Figure 2-15.Functional diagram of a twt.
In a typical twt, the electron beam is directed down the center of the helix while, at the same time, an
rf signal is coupled onto the helix. The electrons of the beam are velocity-modulated by the electric fields
produced by the rf signal.
Amplification begins as the electron bunches form and release energy to the signal on the helix. The
slightly amplified signal causes a denser electron bunch which, in turn, amplifies the signal even more.
The amplification process is continuous as the rf wave and the electron beam travel down the length of
Any portion of the twt output signal that reflects back to the input will cause oscillations within the
tube which results in a decrease in amplification.

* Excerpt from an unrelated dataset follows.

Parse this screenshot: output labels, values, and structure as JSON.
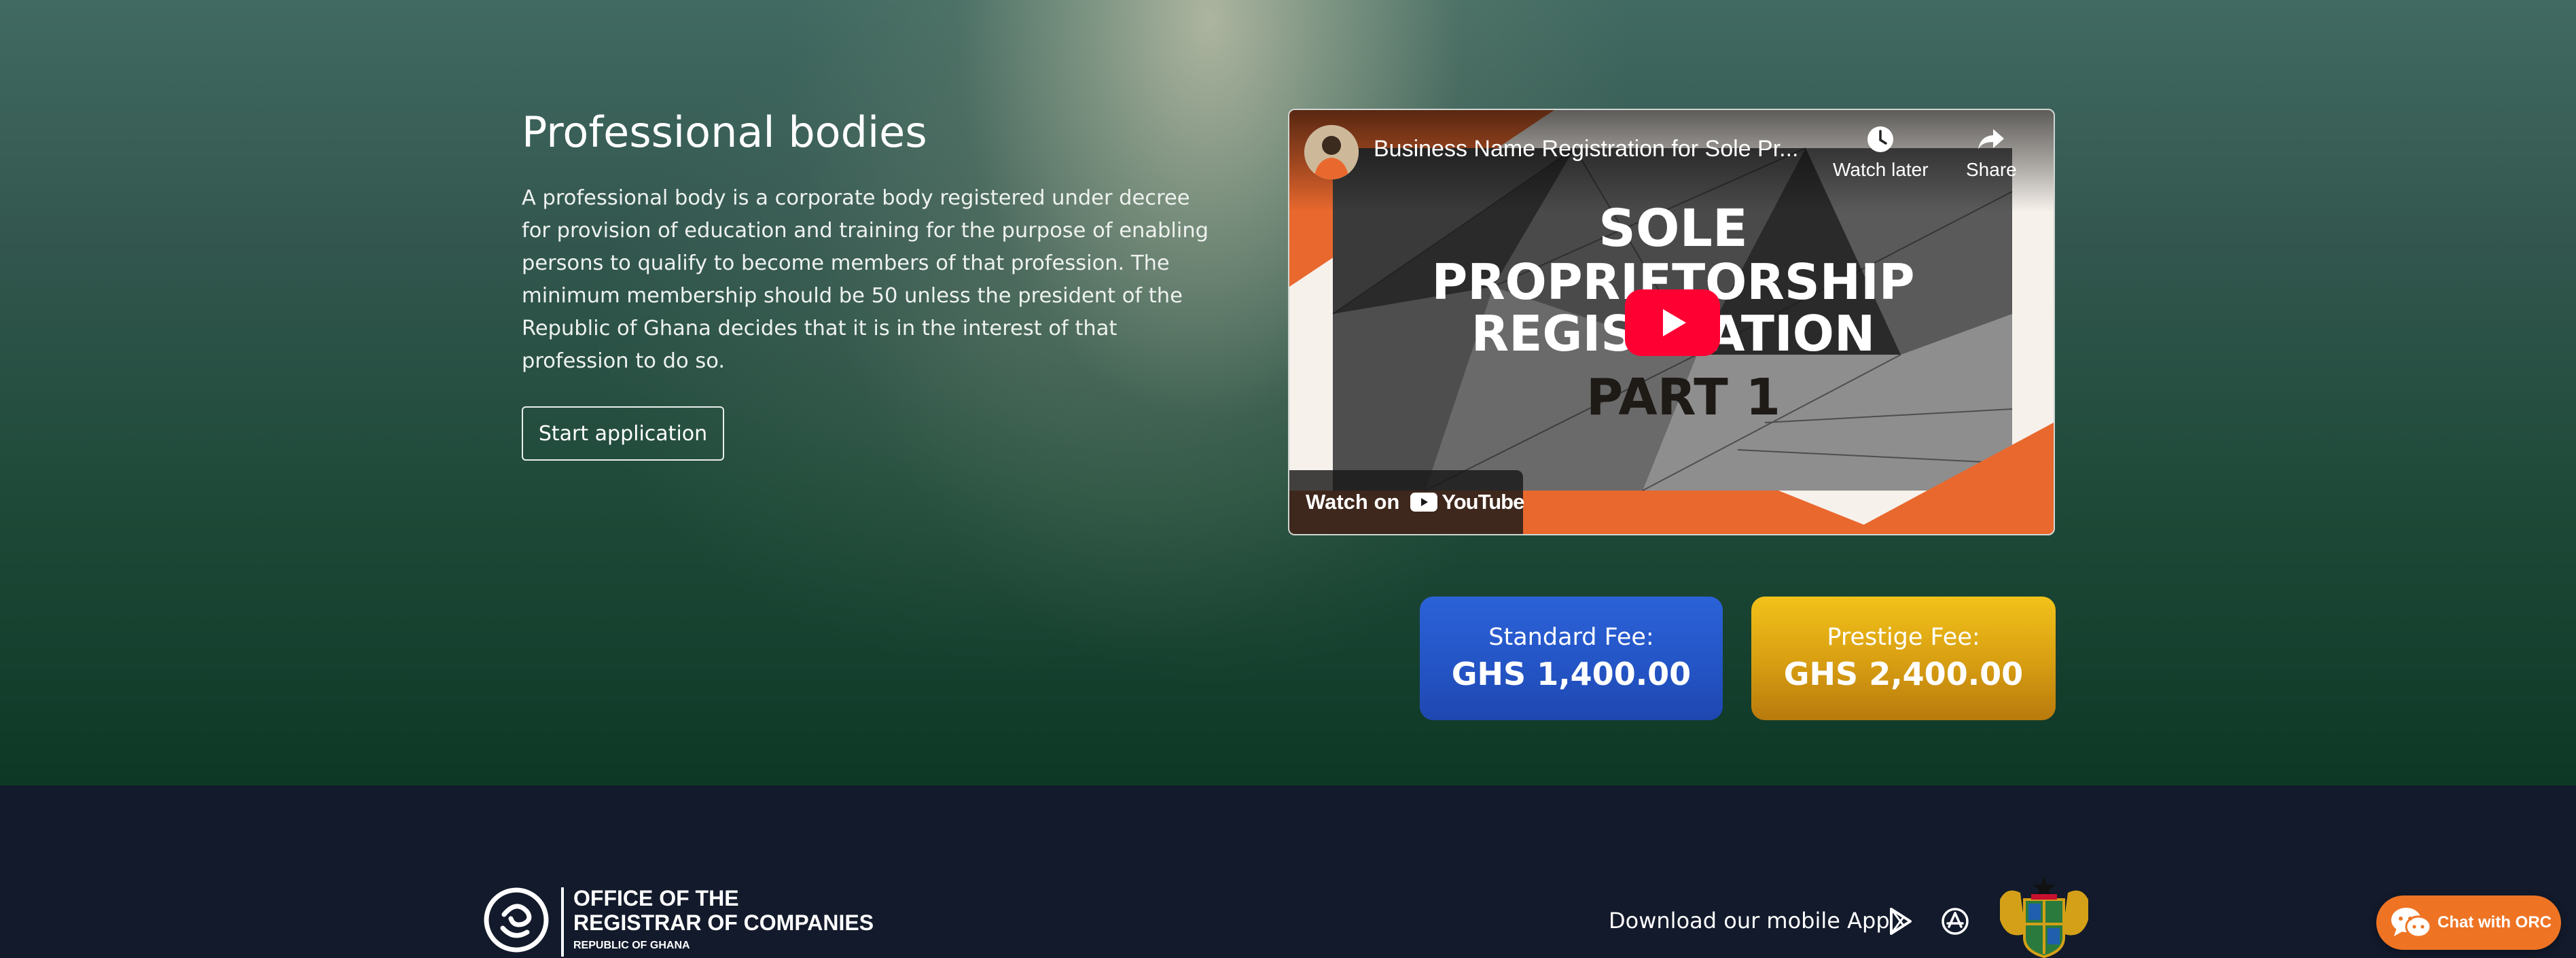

Attenuators are placed along the length of the helix to
prevent reflections from reaching the input. The attenuator causes a loss in amplitude, as can be seen in
figure 2-15, view (B), but it can be placed so as to minimize losses while still isolating the input from the
The relatively low efficiency of the twt partially offsets the advantages of high gain and wide
bandwidth. The internal attenuator reduces the gain of the tube, and the power required to energize the
focusing magnet is an operational loss that cannot be recovered. The twt also produces heat which must
be dissipated by either air-conditioning or liquid-cooling systems. All of these factors reduce the overall
efficiency of the twt, but the advantages of high gain and wide bandwidth are usually enough to overcome
The Backward-Wave Oscillator
The BACKWARD-WAVE OSCILLATOR (bwo) is a microwave-frequency, velocity-modulated
tube that operates on the same principle as the twt. However, a traveling wave that moves from the